    Heterochromatin protein 1 (HP1) participates in establishing and maintaining heterochromatin via its histone-modification-dependent chromatin interactions. In recent papers HP1 binding to nucleosomal arrays was measured in vitro and interpreted in terms of nearest-neighbour cooperative binding. This mode of chromatin interaction could lead to the spreading of HP1 along the nucleosome chain. Here, we reanalysed previous data by representing the nucleosome chain as a 1D binding lattice and showed how the experimental HP1 binding isotherms can be explained by a simpler model without cooperative interactions between neighboring HP1 dimers. Based on these calculations and spatial models of dinucleosomes and nucleosome chains, we propose that binding stoichiometry depends on the nucleosome repeat length (NRL) rather than protein interactions between HP1 dimers. According to our calculations, more open nucleosome arrays with long DNA linkers are characterized by a larger number of binding sites in comparison to chains with a short NRL. Furthermore, we demonstrate by Monte Carlo simulations that the NRL dependent folding of the nucleosome chain can induce allosteric changes of HP1 binding sites. Thus, HP1 chromatin interactions can be modulated by the change of binding stoichiometry and the type of binding to condensed (methylated) and non-condensed (unmethylated) nucleosome arrays in the absence of direct interactions between HP1 dimers.
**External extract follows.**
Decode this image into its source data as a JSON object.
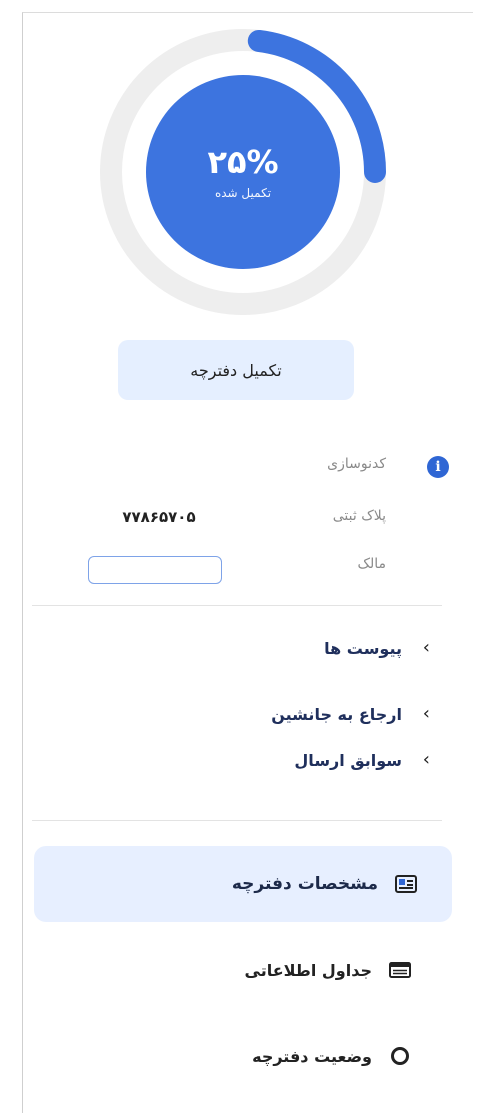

  10. The Arabidopsis Adh gene exhibits diverse nucleosome arrangements within a small DNase I-sensitive domain.